The way we watch television – where, when and how – has certainly changed over the last 40 years in the UK. I am old enough to remember there being only four channels and the excitement over the launch of Channel 5 in 1997. A few years before that, Sky had introduced the “multi-channel” concept (i.e., having more channels that you could watch) and I can still feel the thrill when a satellite dish was installed outside our house and we were able to watch themed channels for the first time, including channels that showed only movies and cartoons. Sky initially offered only 20 channels but to TV viewers back then, that was a lot of TV.
Cable TV came to our neighbourhood in the late 90s and our family switched to Cable and Wireless. I loved the way we could have the cable channels in every room in the house just for £5 extra more per room and the way that the signal was not affected by the weather. Cable and Wireless later merged with NTL which in turn was acquired by Virgin Media in 2006.
Being the geek that I was, I also tried the alternatives to Sky and cable. There were companies who offered pay channels without the need for satellite or cable, but by using an existing TV aerial. ONDigital was the first to offer such a service, later rebranded as ITV Digital. The service did not take off and was replaced by Freeview which offered extra channels for free – via a special box and aerial. Freeview was a success – the idea of a one-off payment for a box for a bunch of free channels had plenty of appeal. Top Up TV emerged in 2004. It was essentially a Freeview box with the option to add paid channels and a video-on-demand service. It lasted until 2013.
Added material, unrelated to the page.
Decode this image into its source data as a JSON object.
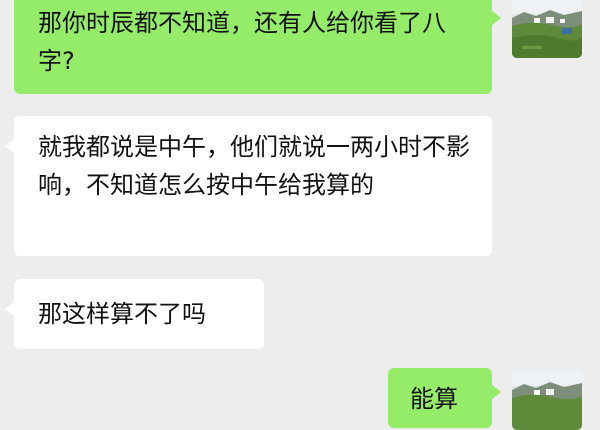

The world of TV changed even more with the advent of the internet. The terrestrial channels, beginning with the BBC, started to offer access to their programmes online. Netflix and other streaming services were introduced. People were no longer at the mercy of TV schedules. Viewers could watch their favourite shows when it suited them. The idea of “binge watching” was born when someone can watch a season of his favourite show in one sitting.
This is how I watch my shows now: online. In the 80s, the UK would get the watch American shows several months after they had been broadcast in the US. But now, the whole world can watch the same episode at around the same time. Access to television shows is immediate and on demand. Waiting is obsolete. Watching TV has become a universal experience.